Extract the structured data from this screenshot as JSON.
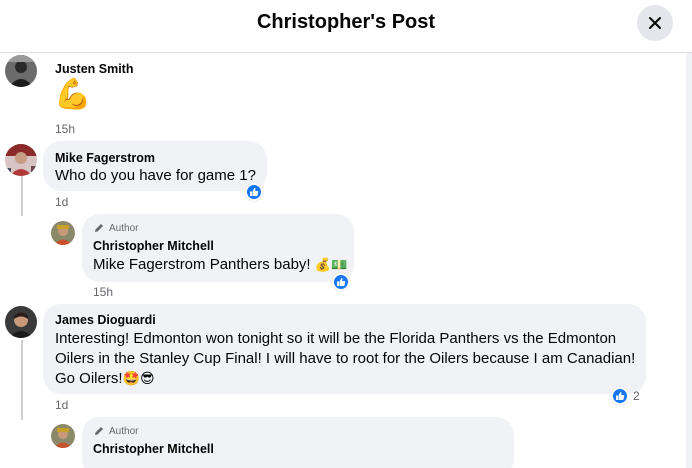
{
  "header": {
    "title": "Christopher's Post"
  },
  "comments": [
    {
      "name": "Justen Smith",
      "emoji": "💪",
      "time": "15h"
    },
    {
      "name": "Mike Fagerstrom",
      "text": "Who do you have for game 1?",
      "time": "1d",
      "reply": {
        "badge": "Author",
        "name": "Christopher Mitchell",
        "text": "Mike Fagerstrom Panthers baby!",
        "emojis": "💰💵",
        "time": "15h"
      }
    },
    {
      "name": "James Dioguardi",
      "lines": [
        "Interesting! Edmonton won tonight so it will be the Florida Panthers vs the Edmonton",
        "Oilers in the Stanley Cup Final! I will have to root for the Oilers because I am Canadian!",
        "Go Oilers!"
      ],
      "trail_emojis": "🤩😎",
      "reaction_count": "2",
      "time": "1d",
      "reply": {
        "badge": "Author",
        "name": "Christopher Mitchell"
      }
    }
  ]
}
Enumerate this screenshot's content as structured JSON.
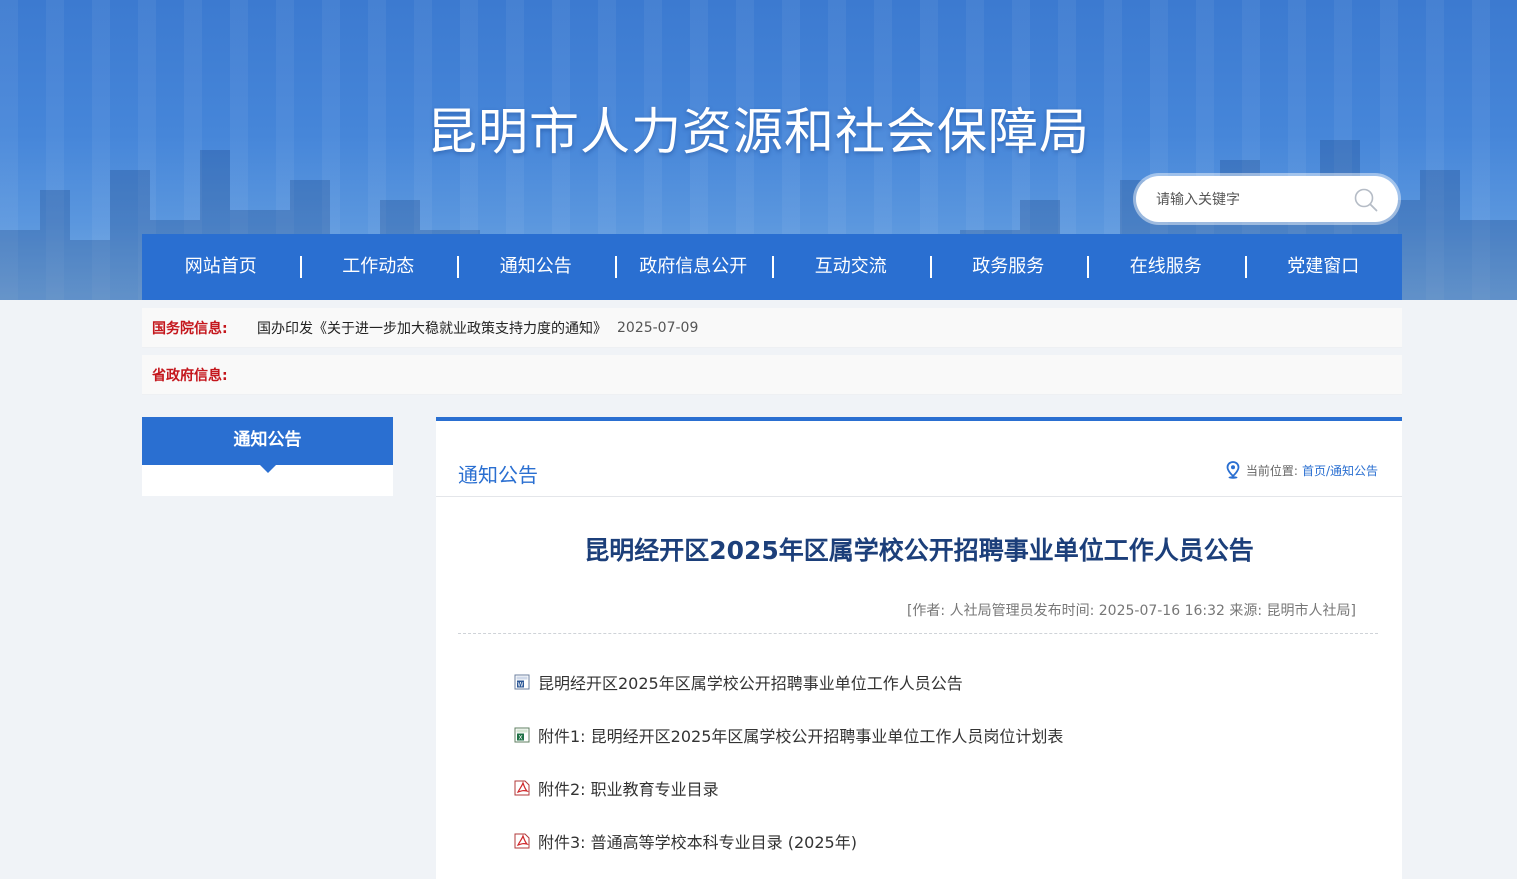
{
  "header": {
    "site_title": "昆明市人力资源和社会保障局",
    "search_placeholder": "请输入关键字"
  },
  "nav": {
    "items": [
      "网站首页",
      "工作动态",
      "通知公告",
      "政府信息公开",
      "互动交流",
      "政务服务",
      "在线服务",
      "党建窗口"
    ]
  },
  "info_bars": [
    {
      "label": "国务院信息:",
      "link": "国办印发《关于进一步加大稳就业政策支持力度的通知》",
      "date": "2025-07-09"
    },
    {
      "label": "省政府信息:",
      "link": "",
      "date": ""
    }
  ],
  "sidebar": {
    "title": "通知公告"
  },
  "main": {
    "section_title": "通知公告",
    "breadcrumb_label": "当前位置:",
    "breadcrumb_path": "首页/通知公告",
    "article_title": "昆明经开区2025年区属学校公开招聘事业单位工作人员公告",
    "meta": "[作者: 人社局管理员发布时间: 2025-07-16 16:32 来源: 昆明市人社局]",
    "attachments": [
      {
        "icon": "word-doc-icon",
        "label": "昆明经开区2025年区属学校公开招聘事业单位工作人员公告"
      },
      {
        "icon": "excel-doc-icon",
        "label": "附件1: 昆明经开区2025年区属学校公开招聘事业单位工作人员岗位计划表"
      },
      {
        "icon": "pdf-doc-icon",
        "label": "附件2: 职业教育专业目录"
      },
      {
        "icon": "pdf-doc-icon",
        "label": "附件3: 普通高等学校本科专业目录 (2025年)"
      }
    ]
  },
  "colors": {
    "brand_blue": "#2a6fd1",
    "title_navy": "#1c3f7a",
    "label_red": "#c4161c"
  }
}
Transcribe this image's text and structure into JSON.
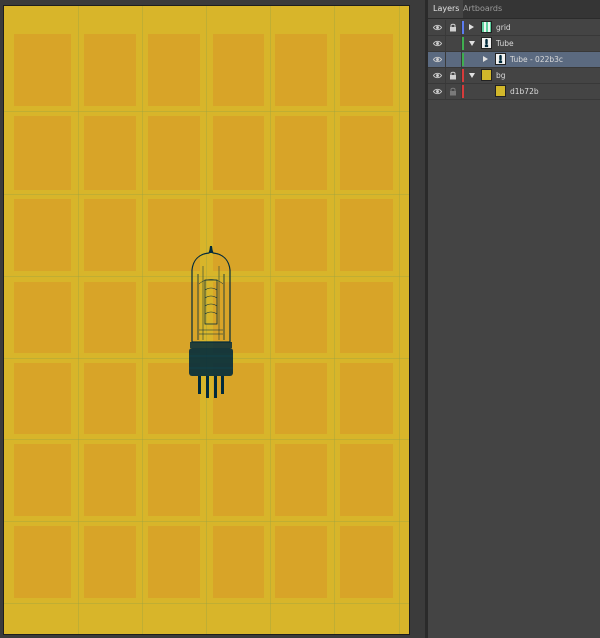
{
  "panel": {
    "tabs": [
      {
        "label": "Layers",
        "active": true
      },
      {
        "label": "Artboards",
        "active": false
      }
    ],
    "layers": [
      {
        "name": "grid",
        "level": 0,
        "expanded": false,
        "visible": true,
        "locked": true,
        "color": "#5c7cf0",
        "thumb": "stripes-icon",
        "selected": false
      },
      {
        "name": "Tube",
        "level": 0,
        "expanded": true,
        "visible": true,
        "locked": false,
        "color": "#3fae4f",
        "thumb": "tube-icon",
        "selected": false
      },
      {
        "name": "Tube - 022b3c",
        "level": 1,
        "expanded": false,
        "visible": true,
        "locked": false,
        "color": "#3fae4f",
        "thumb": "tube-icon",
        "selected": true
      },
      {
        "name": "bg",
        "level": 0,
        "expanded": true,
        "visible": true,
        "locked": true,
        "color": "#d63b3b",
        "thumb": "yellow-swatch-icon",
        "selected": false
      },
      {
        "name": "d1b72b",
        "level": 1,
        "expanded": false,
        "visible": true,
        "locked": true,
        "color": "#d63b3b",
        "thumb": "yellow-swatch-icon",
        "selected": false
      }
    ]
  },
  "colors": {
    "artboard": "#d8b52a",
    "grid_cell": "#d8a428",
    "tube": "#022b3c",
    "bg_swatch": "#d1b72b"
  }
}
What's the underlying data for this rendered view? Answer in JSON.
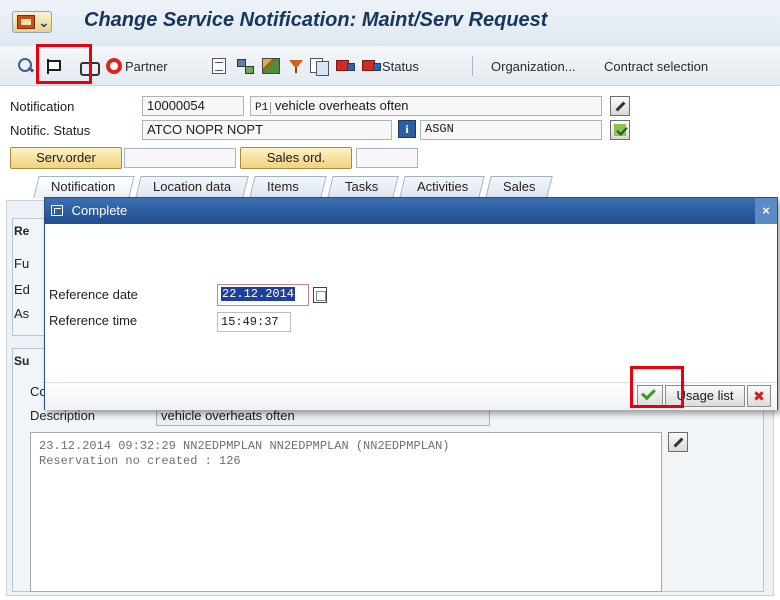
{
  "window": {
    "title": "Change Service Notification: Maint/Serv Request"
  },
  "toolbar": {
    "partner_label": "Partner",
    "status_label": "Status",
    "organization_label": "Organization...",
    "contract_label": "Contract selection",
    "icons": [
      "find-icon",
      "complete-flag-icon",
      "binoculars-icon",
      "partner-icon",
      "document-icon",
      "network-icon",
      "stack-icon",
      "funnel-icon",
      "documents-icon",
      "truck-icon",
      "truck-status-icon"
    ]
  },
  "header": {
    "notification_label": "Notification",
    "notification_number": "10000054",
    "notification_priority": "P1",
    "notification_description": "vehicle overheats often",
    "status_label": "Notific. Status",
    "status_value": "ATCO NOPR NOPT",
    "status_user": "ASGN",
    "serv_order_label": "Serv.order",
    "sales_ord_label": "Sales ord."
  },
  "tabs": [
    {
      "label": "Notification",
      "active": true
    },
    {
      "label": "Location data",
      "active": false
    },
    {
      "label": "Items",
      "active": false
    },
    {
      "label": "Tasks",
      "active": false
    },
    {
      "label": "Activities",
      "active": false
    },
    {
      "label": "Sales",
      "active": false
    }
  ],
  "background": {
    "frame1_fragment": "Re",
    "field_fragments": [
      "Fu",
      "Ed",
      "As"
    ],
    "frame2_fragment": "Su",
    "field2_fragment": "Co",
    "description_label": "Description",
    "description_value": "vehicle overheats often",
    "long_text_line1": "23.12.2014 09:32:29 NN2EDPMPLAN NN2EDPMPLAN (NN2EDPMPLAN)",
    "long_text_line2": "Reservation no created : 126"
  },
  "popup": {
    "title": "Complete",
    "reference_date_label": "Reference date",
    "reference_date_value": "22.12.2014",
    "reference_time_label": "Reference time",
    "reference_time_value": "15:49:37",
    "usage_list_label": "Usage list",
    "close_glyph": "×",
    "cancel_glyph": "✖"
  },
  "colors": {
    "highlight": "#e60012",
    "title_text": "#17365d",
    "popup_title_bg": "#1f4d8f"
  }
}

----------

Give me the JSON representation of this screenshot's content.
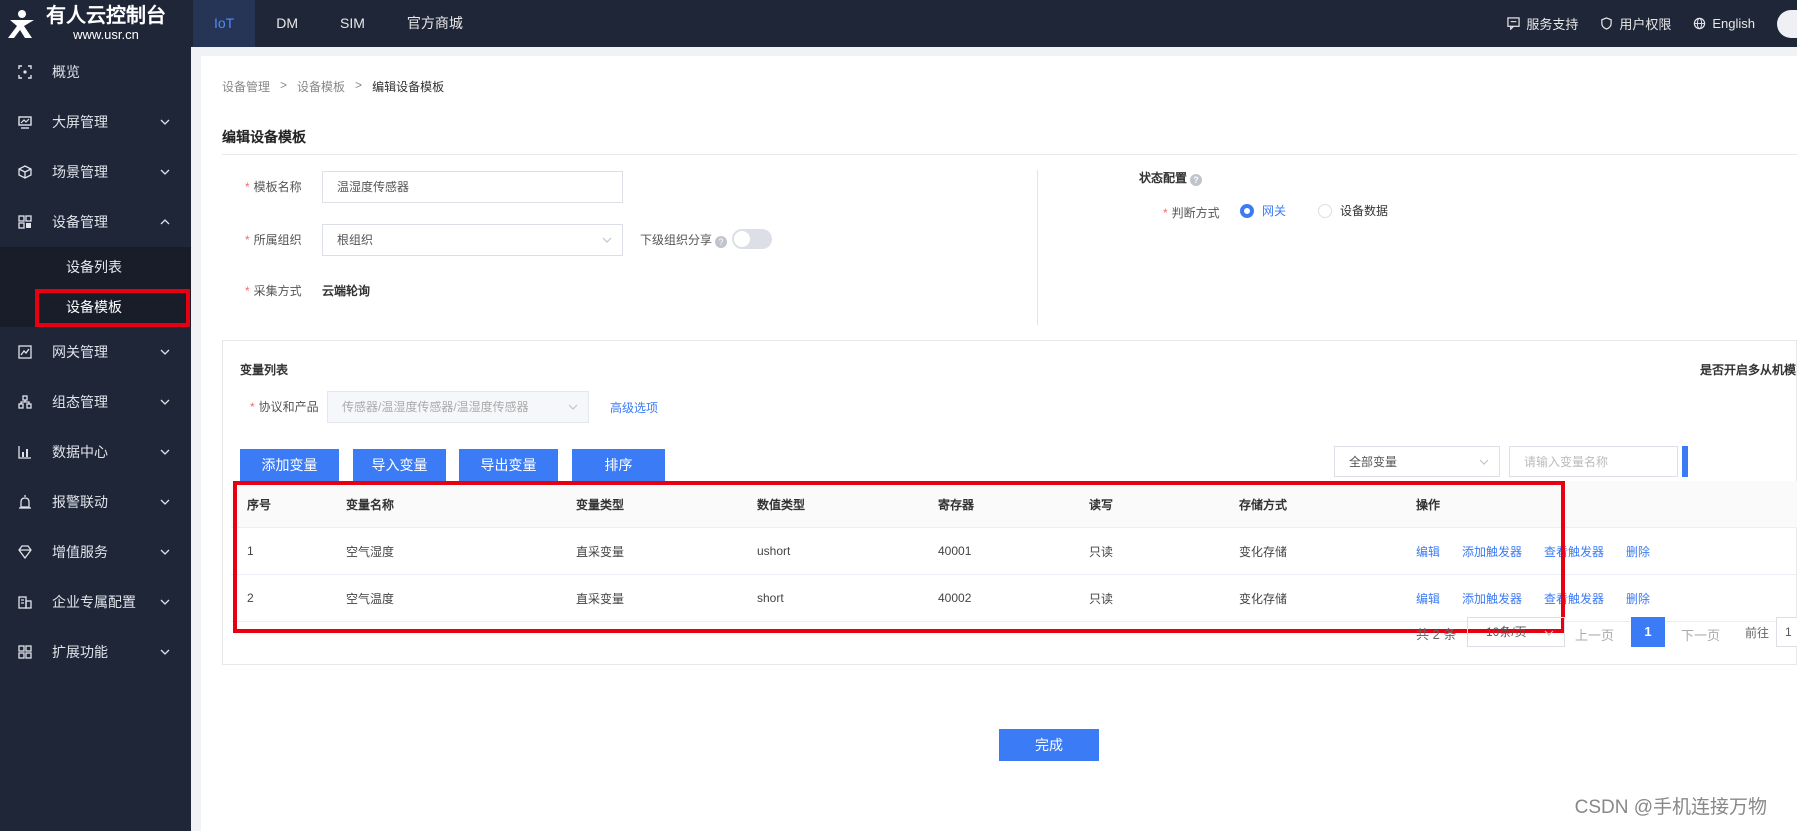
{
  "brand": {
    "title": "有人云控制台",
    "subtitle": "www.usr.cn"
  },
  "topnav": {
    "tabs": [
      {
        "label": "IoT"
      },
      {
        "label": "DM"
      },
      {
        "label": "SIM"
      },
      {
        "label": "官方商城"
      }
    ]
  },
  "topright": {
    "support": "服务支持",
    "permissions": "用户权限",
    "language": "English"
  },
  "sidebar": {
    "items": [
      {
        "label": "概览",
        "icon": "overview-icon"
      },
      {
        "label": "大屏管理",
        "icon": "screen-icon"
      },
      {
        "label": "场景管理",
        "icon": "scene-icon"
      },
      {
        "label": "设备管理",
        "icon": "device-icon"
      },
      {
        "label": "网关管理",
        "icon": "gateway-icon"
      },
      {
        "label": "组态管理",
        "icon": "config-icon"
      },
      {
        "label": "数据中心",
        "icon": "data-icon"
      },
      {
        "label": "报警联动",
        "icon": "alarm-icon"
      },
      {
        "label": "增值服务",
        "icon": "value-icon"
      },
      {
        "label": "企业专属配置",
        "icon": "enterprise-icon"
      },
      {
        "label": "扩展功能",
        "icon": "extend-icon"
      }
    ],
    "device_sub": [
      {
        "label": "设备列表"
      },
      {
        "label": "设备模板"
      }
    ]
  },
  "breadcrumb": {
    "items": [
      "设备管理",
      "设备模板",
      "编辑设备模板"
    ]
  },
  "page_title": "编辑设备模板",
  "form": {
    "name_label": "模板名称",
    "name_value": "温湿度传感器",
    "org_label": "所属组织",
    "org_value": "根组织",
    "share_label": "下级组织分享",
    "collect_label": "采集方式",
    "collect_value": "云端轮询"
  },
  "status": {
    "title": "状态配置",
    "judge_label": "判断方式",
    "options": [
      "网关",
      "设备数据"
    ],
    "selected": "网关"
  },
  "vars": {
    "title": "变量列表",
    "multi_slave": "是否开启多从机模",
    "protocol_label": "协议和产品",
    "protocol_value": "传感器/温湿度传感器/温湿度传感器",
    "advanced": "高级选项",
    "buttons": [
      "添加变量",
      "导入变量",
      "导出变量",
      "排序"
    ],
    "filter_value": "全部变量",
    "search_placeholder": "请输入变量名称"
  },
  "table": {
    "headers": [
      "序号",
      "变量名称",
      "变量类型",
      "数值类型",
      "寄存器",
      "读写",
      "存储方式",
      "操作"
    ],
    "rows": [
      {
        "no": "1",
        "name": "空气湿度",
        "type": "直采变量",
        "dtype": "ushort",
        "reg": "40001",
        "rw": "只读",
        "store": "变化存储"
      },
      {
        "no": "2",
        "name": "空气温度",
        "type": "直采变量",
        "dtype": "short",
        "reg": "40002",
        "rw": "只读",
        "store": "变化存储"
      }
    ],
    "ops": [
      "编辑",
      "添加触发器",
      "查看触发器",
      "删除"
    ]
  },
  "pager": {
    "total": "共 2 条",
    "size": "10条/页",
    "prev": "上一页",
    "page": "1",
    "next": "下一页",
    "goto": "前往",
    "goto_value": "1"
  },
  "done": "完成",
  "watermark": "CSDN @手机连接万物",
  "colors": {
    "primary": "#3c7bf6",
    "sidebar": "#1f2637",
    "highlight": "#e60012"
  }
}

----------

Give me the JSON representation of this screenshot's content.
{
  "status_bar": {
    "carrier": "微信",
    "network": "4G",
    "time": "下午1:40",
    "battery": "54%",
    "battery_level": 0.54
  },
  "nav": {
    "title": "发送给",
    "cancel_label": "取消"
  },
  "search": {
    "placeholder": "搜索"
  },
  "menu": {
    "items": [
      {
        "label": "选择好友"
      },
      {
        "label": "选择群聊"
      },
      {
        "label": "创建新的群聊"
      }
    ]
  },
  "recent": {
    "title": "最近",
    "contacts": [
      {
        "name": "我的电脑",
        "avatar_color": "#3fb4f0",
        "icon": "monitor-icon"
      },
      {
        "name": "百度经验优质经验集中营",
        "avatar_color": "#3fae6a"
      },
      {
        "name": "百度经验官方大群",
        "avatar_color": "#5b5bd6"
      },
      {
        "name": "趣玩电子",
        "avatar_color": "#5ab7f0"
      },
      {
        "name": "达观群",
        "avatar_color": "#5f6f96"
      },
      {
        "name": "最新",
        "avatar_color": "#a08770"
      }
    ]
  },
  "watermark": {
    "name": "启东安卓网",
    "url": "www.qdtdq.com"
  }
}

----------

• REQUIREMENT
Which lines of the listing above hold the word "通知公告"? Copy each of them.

• TASK SOLUTION
      "通知公告",
    "title": "通知公告"
    "section_title": "通知公告",
    "breadcrumb_path": "首页/通知公告",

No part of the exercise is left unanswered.